Hi from Andrea Unger! Today, I’d like to talk about some trading stereotypes and myths that are very widespread in trading.
On the internet – in forums as well as in the comments that are written under the videos – it often happens to read sentences that contribute to spread certain trading stereotypes and myths. As they are very widespread, I’d like to talk a bit about some of them.
One of the most common trading stereotypes is that psychology is at the basis of 90% of success in trading. In my opinion, this sentence is not true. Psychology is important, of course, but what is its real function?
Once you have a trading plan, psychology is what makes you do your best to stick to it and do what your trading setups recommend, avoiding emotions and the mistakes they can cause. Although this is obviously true, if your strategy doesn’t work properly, you will lose. You can stick to the rules very strictly, but if your trading plan is rubbish, you will lose.
It’s like dieting. If you want to lose weight, you have to stick to a diet. So, to achieve your goal, you need to be very strong, from a psychological viewpoint.
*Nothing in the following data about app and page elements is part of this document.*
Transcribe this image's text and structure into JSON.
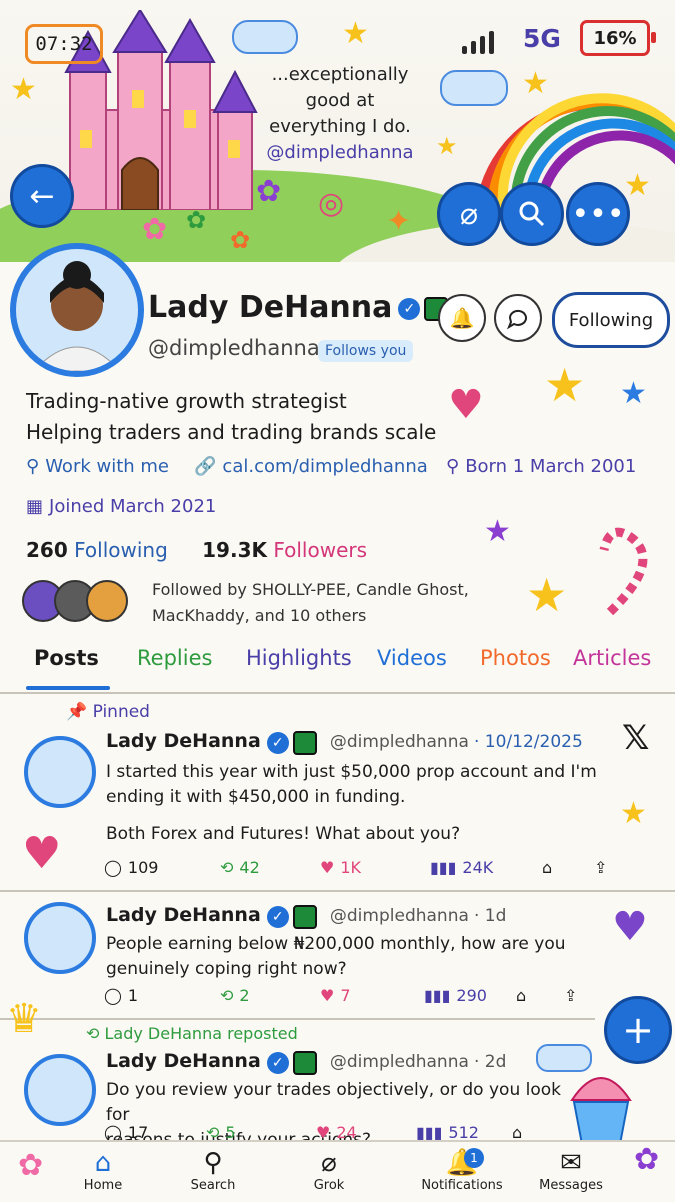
{
  "status_bar": {
    "time": "07:32",
    "network": "5G",
    "battery": "16%"
  },
  "banner": {
    "quote": "...exceptionally good at everything I do.",
    "quote_handle": "@dimpledhanna"
  },
  "profile": {
    "name": "Lady DeHanna",
    "handle": "@dimpledhanna",
    "follows_you": "Follows you",
    "following_button": "Following",
    "bio_line1": "Trading-native growth strategist",
    "bio_line2": "Helping traders and trading brands scale",
    "location": "Work with me",
    "link": "cal.com/dimpledhanna",
    "born": "Born 1 March 2001",
    "joined": "Joined March 2021",
    "following_count": "260",
    "following_label": "Following",
    "followers_count": "19.3K",
    "followers_label": "Followers",
    "followed_by_line1": "Followed by SHOLLY-PEE, Candle Ghost,",
    "followed_by_line2": "MacKhaddy, and 10 others"
  },
  "tabs": [
    "Posts",
    "Replies",
    "Highlights",
    "Videos",
    "Photos",
    "Articles"
  ],
  "posts": [
    {
      "context": "Pinned",
      "name": "Lady DeHanna",
      "handle": "@dimpledhanna",
      "date": "· 10/12/2025",
      "text1": "I started this year with just $50,000 prop account and I'm",
      "text2": "ending it with $450,000 in funding.",
      "text3": "Both Forex and Futures! What about you?",
      "replies": "109",
      "reposts": "42",
      "likes": "1K",
      "views": "24K"
    },
    {
      "name": "Lady DeHanna",
      "handle": "@dimpledhanna",
      "date": "· 1d",
      "text1": "People earning below ₦200,000 monthly, how are you",
      "text2": "genuinely coping right now?",
      "replies": "1",
      "reposts": "2",
      "likes": "7",
      "views": "290"
    },
    {
      "context": "Lady DeHanna reposted",
      "name": "Lady DeHanna",
      "handle": "@dimpledhanna",
      "date": "· 2d",
      "text1": "Do you review your trades objectively, or do you look for",
      "text2": "reasons to justify your actions?",
      "replies": "17",
      "reposts": "5",
      "likes": "24",
      "views": "512"
    }
  ],
  "nav": {
    "home": "Home",
    "search": "Search",
    "grok": "Grok",
    "notifications": "Notifications",
    "notifications_badge": "1",
    "messages": "Messages"
  },
  "colors": {
    "accent": "#1f6fd6",
    "repost": "#2e9b3e",
    "like": "#e0457b",
    "views": "#4a3fa8"
  }
}
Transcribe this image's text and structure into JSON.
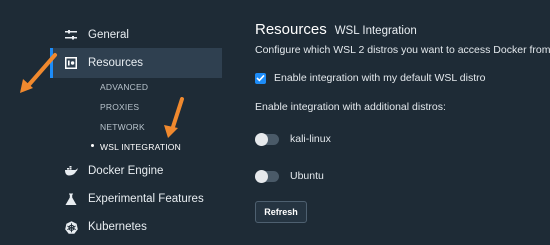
{
  "sidebar": {
    "items": [
      {
        "label": "General",
        "icon": "sliders-icon"
      },
      {
        "label": "Resources",
        "icon": "resources-icon"
      },
      {
        "label": "Docker Engine",
        "icon": "whale-icon"
      },
      {
        "label": "Experimental Features",
        "icon": "flask-icon"
      },
      {
        "label": "Kubernetes",
        "icon": "helm-wheel-icon"
      }
    ],
    "sub_items": [
      "ADVANCED",
      "PROXIES",
      "NETWORK",
      "WSL INTEGRATION"
    ]
  },
  "main": {
    "title": "Resources",
    "subtitle": "WSL Integration",
    "description": "Configure which WSL 2 distros you want to access Docker from.",
    "default_checkbox_label": "Enable integration with my default WSL distro",
    "default_checked": true,
    "additional_label": "Enable integration with additional distros:",
    "distros": [
      {
        "name": "kali-linux",
        "enabled": false
      },
      {
        "name": "Ubuntu",
        "enabled": false
      }
    ],
    "refresh_label": "Refresh"
  },
  "colors": {
    "background": "#1e2b36",
    "accent": "#1d8cf8",
    "annotation_arrow": "#f0892e"
  }
}
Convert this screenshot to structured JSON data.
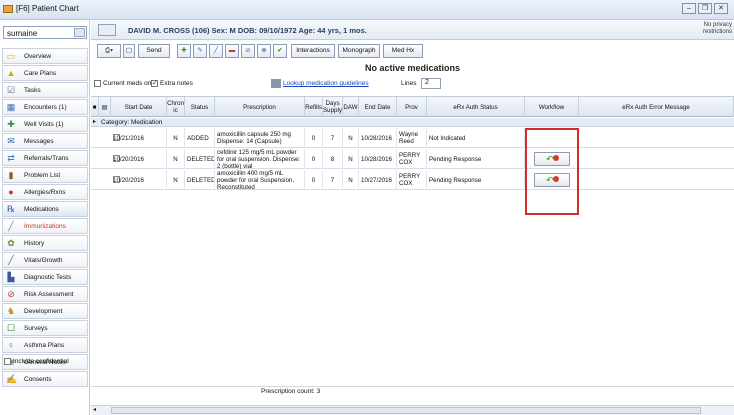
{
  "window": {
    "title": "[F6] Patient Chart",
    "buttons": [
      "–",
      "❐",
      "✕"
    ]
  },
  "patient_search": {
    "value": "sumaine"
  },
  "patient_bar": {
    "info": "DAVID M. CROSS (106)  Sex: M  DOB: 09/10/1972  Age: 44 yrs, 1 mos.",
    "privacy": [
      "No privacy",
      "restrictions"
    ]
  },
  "nav": [
    {
      "label": "Overview",
      "icon": "overview-icon",
      "glyph": "▭",
      "color": "#e1a33a"
    },
    {
      "label": "Care Plans",
      "icon": "care-plans-icon",
      "glyph": "▲",
      "color": "#e0a10c"
    },
    {
      "label": "Tasks",
      "icon": "tasks-icon",
      "glyph": "☑",
      "color": "#5a6a80"
    },
    {
      "label": "Encounters (1)",
      "icon": "encounters-icon",
      "glyph": "▦",
      "color": "#3b6db3"
    },
    {
      "label": "Well Visits (1)",
      "icon": "well-visits-icon",
      "glyph": "✚",
      "color": "#3b8a3b"
    },
    {
      "label": "Messages",
      "icon": "messages-icon",
      "glyph": "✉",
      "color": "#2f5fae"
    },
    {
      "label": "Referrals/Trans",
      "icon": "referrals-icon",
      "glyph": "⇄",
      "color": "#4a7ac1"
    },
    {
      "label": "Problem List",
      "icon": "problem-list-icon",
      "glyph": "▮",
      "color": "#8c5a2b"
    },
    {
      "label": "Allergies/Rxns",
      "icon": "allergies-icon",
      "glyph": "●",
      "color": "#c0392b"
    },
    {
      "label": "Medications",
      "icon": "medications-icon",
      "glyph": "℞",
      "color": "#2c5aa0"
    },
    {
      "label": "Immunizations",
      "icon": "immunizations-icon",
      "glyph": "╱",
      "color": "#888888"
    },
    {
      "label": "History",
      "icon": "history-icon",
      "glyph": "✿",
      "color": "#6a8a2a"
    },
    {
      "label": "Vitals/Growth",
      "icon": "vitals-icon",
      "glyph": "╱",
      "color": "#6a6a8a"
    },
    {
      "label": "Diagnostic Tests",
      "icon": "diagnostic-tests-icon",
      "glyph": "▙",
      "color": "#3a5a9a"
    },
    {
      "label": "Risk Assessment",
      "icon": "risk-assessment-icon",
      "glyph": "⊘",
      "color": "#c0392b"
    },
    {
      "label": "Development",
      "icon": "development-icon",
      "glyph": "♞",
      "color": "#d08a2a"
    },
    {
      "label": "Surveys",
      "icon": "surveys-icon",
      "glyph": "☐",
      "color": "#2c7a2c"
    },
    {
      "label": "Asthma Plans",
      "icon": "asthma-plans-icon",
      "glyph": "♀",
      "color": "#3a6a3a"
    },
    {
      "label": "General Notes",
      "icon": "general-notes-icon",
      "glyph": "❀",
      "color": "#4a7a3a"
    },
    {
      "label": "Consents",
      "icon": "consents-icon",
      "glyph": "✍",
      "color": "#c05a1a"
    }
  ],
  "include_confidential": "Include confidential",
  "toolbar": {
    "send": "Send",
    "interactions": "Interactions",
    "monograph": "Monograph",
    "medhx": "Med Hx"
  },
  "no_active": "No active medications",
  "filters": {
    "current_meds": "Current meds only",
    "extra_notes": "Extra notes",
    "link": "Lookup medication guidelines",
    "lines_label": "Lines",
    "lines_value": "2"
  },
  "columns": [
    "Start Date",
    "Chron ic",
    "Status",
    "Prescription",
    "Refills",
    "Days Supply",
    "DAW",
    "End Date",
    "Prov",
    "eRx Auth Status",
    "Workflow",
    "eRx Auth Error Message"
  ],
  "category": "Category: Medication",
  "rows": [
    {
      "start": "10/21/2016",
      "chronic": "N",
      "status": "ADDED",
      "rx": "amoxicillin capsule 250 mg Dispense: 14 (Capsule)",
      "refills": "0",
      "days": "7",
      "daw": "N",
      "end": "10/28/2016",
      "prov": "Wayne Reed",
      "auth": "Not Indicated"
    },
    {
      "start": "10/20/2016",
      "chronic": "N",
      "status": "DELETED",
      "rx": "cefdinir 125 mg/5 mL powder for oral suspension. Dispense: 2 (bottle) vial",
      "refills": "0",
      "days": "8",
      "daw": "N",
      "end": "10/28/2016",
      "prov": "PERRY COX",
      "auth": "Pending Response"
    },
    {
      "start": "10/20/2016",
      "chronic": "N",
      "status": "DELETED",
      "rx": "amoxicillin 400 mg/5 mL powder for oral Suspension, Reconstituted",
      "refills": "0",
      "days": "7",
      "daw": "N",
      "end": "10/27/2016",
      "prov": "PERRY COX",
      "auth": "Pending Response"
    }
  ],
  "footer": {
    "count": "Prescription count: 3"
  }
}
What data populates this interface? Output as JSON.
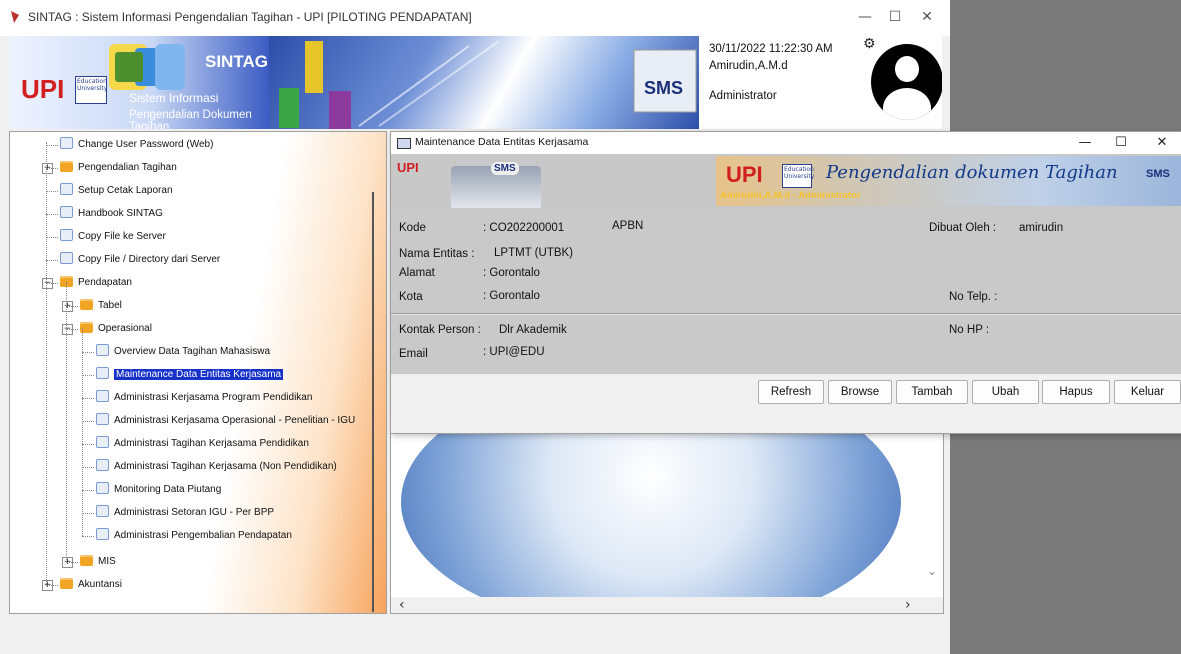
{
  "window": {
    "title": "SINTAG : Sistem Informasi Pengendalian Tagihan - UPI [PILOTING PENDAPATAN]",
    "minimize": "—",
    "maximize": "☐",
    "close": "✕"
  },
  "header": {
    "brand": "SINTAG",
    "upi_logo": "UPI",
    "upi_logo_sub": "Education University",
    "sub1": "Sistem Informasi",
    "sub2": "Pengendalian Dokumen Tagihan",
    "datetime": "30/11/2022 11:22:30 AM",
    "user": "Amirudin,A.M.d",
    "role": "Administrator",
    "gear_icon": "gear-icon",
    "avatar_icon": "user-avatar-icon"
  },
  "tree": {
    "items": [
      {
        "label": "Change User Password (Web)",
        "type": "page"
      },
      {
        "label": "Pengendalian Tagihan",
        "type": "folder",
        "expander": "+"
      },
      {
        "label": "Setup Cetak Laporan",
        "type": "page"
      },
      {
        "label": "Handbook SINTAG",
        "type": "page"
      },
      {
        "label": "Copy File ke Server",
        "type": "page"
      },
      {
        "label": "Copy File / Directory dari Server",
        "type": "page"
      },
      {
        "label": "Pendapatan",
        "type": "folder",
        "expander": "−"
      },
      {
        "label": "Tabel",
        "type": "folder",
        "expander": "+"
      },
      {
        "label": "Operasional",
        "type": "folder",
        "expander": "−"
      },
      {
        "label": "Overview Data Tagihan Mahasiswa",
        "type": "page"
      },
      {
        "label": "Maintenance Data Entitas Kerjasama",
        "type": "page",
        "selected": true
      },
      {
        "label": "Administrasi Kerjasama Program Pendidikan",
        "type": "page"
      },
      {
        "label": "Administrasi Kerjasama Operasional - Penelitian - IGU",
        "type": "page"
      },
      {
        "label": "Administrasi Tagihan Kerjasama Pendidikan",
        "type": "page"
      },
      {
        "label": "Administrasi Tagihan Kerjasama (Non Pendidikan)",
        "type": "page"
      },
      {
        "label": "Monitoring Data Piutang",
        "type": "page"
      },
      {
        "label": "Administrasi Setoran IGU - Per BPP",
        "type": "page"
      },
      {
        "label": "Administrasi Pengembalian Pendapatan",
        "type": "page"
      },
      {
        "label": "MIS",
        "type": "folder",
        "expander": "+"
      },
      {
        "label": "Akuntansi",
        "type": "folder",
        "expander": "+"
      }
    ]
  },
  "dialog": {
    "title": "Maintenance Data Entitas Kerjasama",
    "minimize": "—",
    "maximize": "☐",
    "close": "✕",
    "banner": {
      "upi_logo": "UPI",
      "upi_logo_sub": "Education University",
      "sms_logo": "SMS",
      "tagline": "Pengendalian dokumen Tagihan",
      "user_line": "Amirudin,A.M.d - Administrator"
    },
    "fields": {
      "kode_label": "Kode",
      "kode_value": ": CO202200001",
      "apbn": "APBN",
      "dibuat_oleh_label": "Dibuat Oleh :",
      "dibuat_oleh_value": "amirudin",
      "nama_label": "Nama  Entitas :",
      "nama_value": "LPTMT (UTBK)",
      "alamat_label": "Alamat",
      "alamat_value": ": Gorontalo",
      "kota_label": "Kota",
      "kota_value": ": Gorontalo",
      "telp_label": "No Telp. :",
      "kontak_label": "Kontak Person :",
      "kontak_value": "Dlr Akademik",
      "hp_label": "No HP   :",
      "email_label": "Email",
      "email_value": ": UPI@EDU"
    },
    "buttons": [
      "Refresh",
      "Browse",
      "Tambah",
      "Ubah",
      "Hapus",
      "Keluar"
    ]
  },
  "colors": {
    "selected_bg": "#1732c8",
    "folder": "#f2a425",
    "header_blue": "#2b4bb0",
    "brand_red": "#d21e1e"
  }
}
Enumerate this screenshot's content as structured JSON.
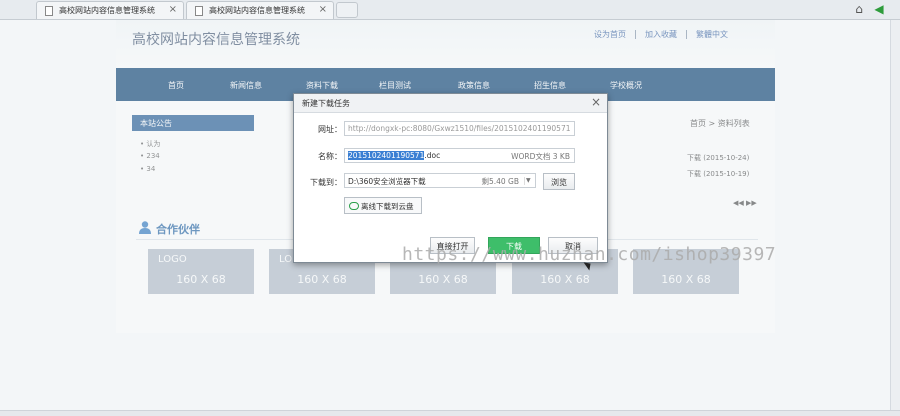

However, if the diet consists in eating pudding at breakfast, lunch, dinner, and maybe also as a snack, being strong and sticking to the rules won’t make you lose weight.
So, psychology is important, but it isn’t the 90% of success in trading, as some parts of the trading industry claim.
According to another very common myth, exit setups are so important in trading systems that they are even more important than entries.
I don’t think this is true. Exits are certainly important, but not more than entries. In my opinion, exits are there to stop a trade at the moment when the reason why the trade was opened disappears. Exits can be used in different situations:
- stop loss: when the move against the trade is too much;
- take profit: when you believe that the impulse of the trade has exhausted to that level;
- time stop: when you believe that the effect of the setup lost importance because time went by;
- trailing stop: when you don’t want to give back too many profits;
- and maybe some others.
The reasons why we close something we opened are related to their entry setup. Specific exits depend on the type of entry setup we used, so entries are more important than exits.
I think that claiming the contrary is only a way to portray something as very clever although it isn’t.
Another common myth is the one that concerns the risk-reward approach. I’ve already mentioned something about 1-to-3 risk-reward in a video you can find on our channel, in which I state that having a take profit that is at least 3 times the stop-loss is absolutely not necessary.
Generally speaking, this depends on the kind of strategy we are trading. In counter trading, for instance, the stop loss can be even larger than the take profit.
Some time ago, it happened to me to talk about this with a Swiss trader in a hedge fund. The hedge fund, which is a big one in the eyes of retail traders – like we are – but a small one in the industry, manages about half a billion euros.
According to him, a strategy that could deliver a 10-15% a year with a drawdown of 25% would be well accepted by the industry. So, for the industry 25% against 10% is fine, whereas people in forums generally say that a good strategy should have a 10% gain with a 3% drawdown.
We are talking about the industry: they have money and are willing to invest it. So, if they think a strategy with a 10-15% annual gain and a 25% drawdown is okay, they must be right.
The point is that a strategy with a 10% annual return and a 3% drawdown simply does not exist. And if it existed, they would have billions under management.
Since it doesn’t exist, the industry knows that a product with a 10-15% annual return and a 25% drawdown is good, because it’s possible and in line with some of the best overall products, provided that that 10-15% annual return is made on an annual basis and for many years, not just for three or so.
So, if a strategy is promising from more viewpoints, the industry accepts it, even when it isn’t in line with our ideas of a good risk-reward strategy.
These are just three of the many myths that are widespread in trading. Read all claims with a discriminating eye, especially when there is no evidence that the author is an expert.
Most often, people write these things only to impress readers. So, analyse everything very carefully and think about it. Also keep in mind that the only way in which you can learn to properly consider what you read is to study, investigate and be curious.
I always recommend that people study a lot, as this is the best way to become a good trader.
That’s it. If there are some trading stereotypes you would like to talk about, please write them in the comments. Maybe we’ll shoot another video about other myths.
See you next time!
Ciao from Andrea Unger!